By Jesse Marx
By Chris Parker
By Jake Rossen
By Jesse Marx
By Michelle LeBow
By Alleen Brown
By Maggie LaMaack
By CP Staff
THEATER LEGEND HAS it that when Arthur Miller found out that the Wooster Group, a SoHo theater troupe, would do a rendition of The Crucible back in the '80s, the wise man was deeply offended; apparently, he threatened legal action to shut down the show. (We'll leave the irony of that possibility aside.) What the anecdote highlights, though, is the forbidding reputation of the the Woosters, who more or less began in 1975 and were among the first postmodernists in American theater, with artistic roots in the "happenings" and environmental theater of the '60s and early '70s.
Now, as then, the Wooster Group view theater as a total experience without one element of central import. They play with and juxtapose famous and obscure texts (e.g., Our Town against a porno flick), integrating video and film, original music and soundscapes, and lighting and dance into what Phillip Bither, performing-arts curator at the Walker Art Center, calls a "sensory overload" collage. That may not sound so strange today, but back when the company was getting started, postmodernism was on a psychic par just below killer bees in many minds--an exotic and mischievous force steadily approaching from the netherworld with dubious, probably destructive, intent.
What they did instead, according to renowned director Peter Sellars, was to create "the language that the theater will speak 15 to 20 years from now...the vocabulary of what a set looks like, how lighting behaves, how sound works, how video works, how all of those things go into creating a total work of art."
When reminded of this quote, company member Peyton Smith accepts the praise matter-of-factly. "I'm pretty sure that quote comes from 20 years ago," Smith says. "I don't go to much theater so I don't really know, but people say to us now, 'Oh, everybody uses video in their work now. Why do you do it?' Well, we were the first people doing it."
Though the company has hardly slipped into a mainstream aesthetic, one wonders if they ever tire of deconstructing old texts--especially now that's it's quite the thing? "Oh it is?" responds Smith, who plays Mephisto in their new work, House/Lights (which incorporates Gertrude Stein's 1939 work Dr. Faustus Lights the Lights). "See, I don't really know that. There are only so many stories, so why not just use 'the old ones,' as you call them. That's what interests me, taking old material and modernizing it. But we don't always deconstruct it. We certainly don't do that with this show.
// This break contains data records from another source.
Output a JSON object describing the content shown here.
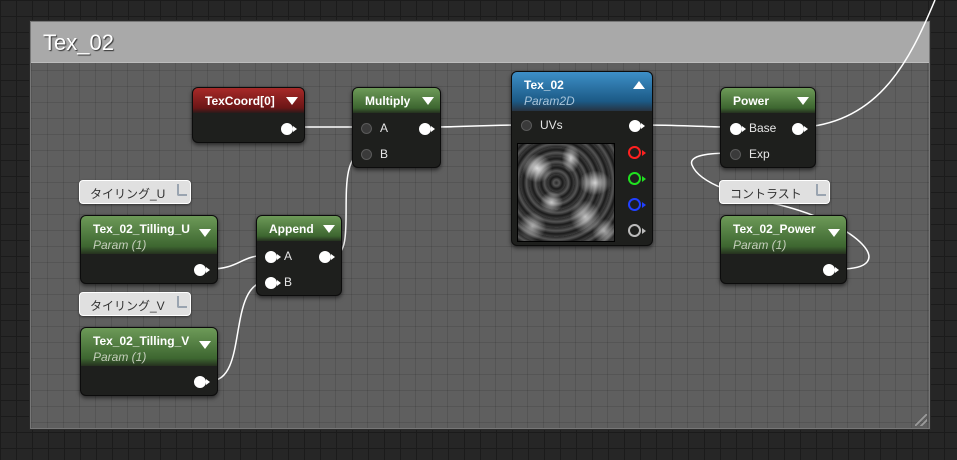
{
  "comment": {
    "title": "Tex_02"
  },
  "nodes": {
    "texcoord": {
      "title": "TexCoord[0]"
    },
    "multiply": {
      "title": "Multiply",
      "pin_a": "A",
      "pin_b": "B"
    },
    "append": {
      "title": "Append",
      "pin_a": "A",
      "pin_b": "B"
    },
    "tex02": {
      "title": "Tex_02",
      "subtitle": "Param2D",
      "pin_uvs": "UVs"
    },
    "power": {
      "title": "Power",
      "pin_base": "Base",
      "pin_exp": "Exp"
    },
    "tilling_u": {
      "title": "Tex_02_Tilling_U",
      "subtitle": "Param (1)"
    },
    "tilling_v": {
      "title": "Tex_02_Tilling_V",
      "subtitle": "Param (1)"
    },
    "tex02_power": {
      "title": "Tex_02_Power",
      "subtitle": "Param (1)"
    }
  },
  "comment_bubbles": {
    "tilling_u": "タイリング_U",
    "tilling_v": "タイリング_V",
    "power": "コントラスト"
  },
  "colors": {
    "header_red": "#8b1f1f",
    "header_green": "#4d7a3c",
    "header_blue": "#2a74a8",
    "comment_box": "#5f5f5f",
    "comment_header": "#a9a9a9",
    "wire": "#ffffff",
    "channel_r": "#ff2020",
    "channel_g": "#20e020",
    "channel_b": "#2040ff",
    "channel_a": "#bbbbbb"
  },
  "icons": [
    "collapse-arrow-icon",
    "pin-icon",
    "resize-grip-icon"
  ]
}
It's a very straightforward rendition."
Overseeing the production is director Elizabeth LeCompte, and though she has always been the Wooster Group's guiding force, the company has in recent years become even more of a women's operation. Company member Ron Vawter died in 1994; Spalding Gray departed years ago; and member Willem Dafoe has a film career to tend. It's no accident, then, that the new piece uses text by a woman (and casts women as Mephisto and Faustus), as well as a '60s cult film, Olga's House of Shame, about a female gang. "I think our pieces have been largely male dominated and male-centric," LeCompte says. "We wanted to work with the ethic of a girl gang."
For House/Lights, the company has enlisted some of the sharper tacks in contemporary arts, including lighting designer Jennifer Tipton; composer/musician John Lurie; choreographer Trisha Brown; and composer/sound effects master Hans-Peter Kuhn. And though Arthur Miller may have scorned the the Wooster Group's arch artistry, one suspects Gertrude Stein could have appreciated the irony of a high-tech take on a play about a man who has sold his soul for the mastery of electric light.
House/Lights plays November 20-23 at the Guthrie Lab; call 375-7622.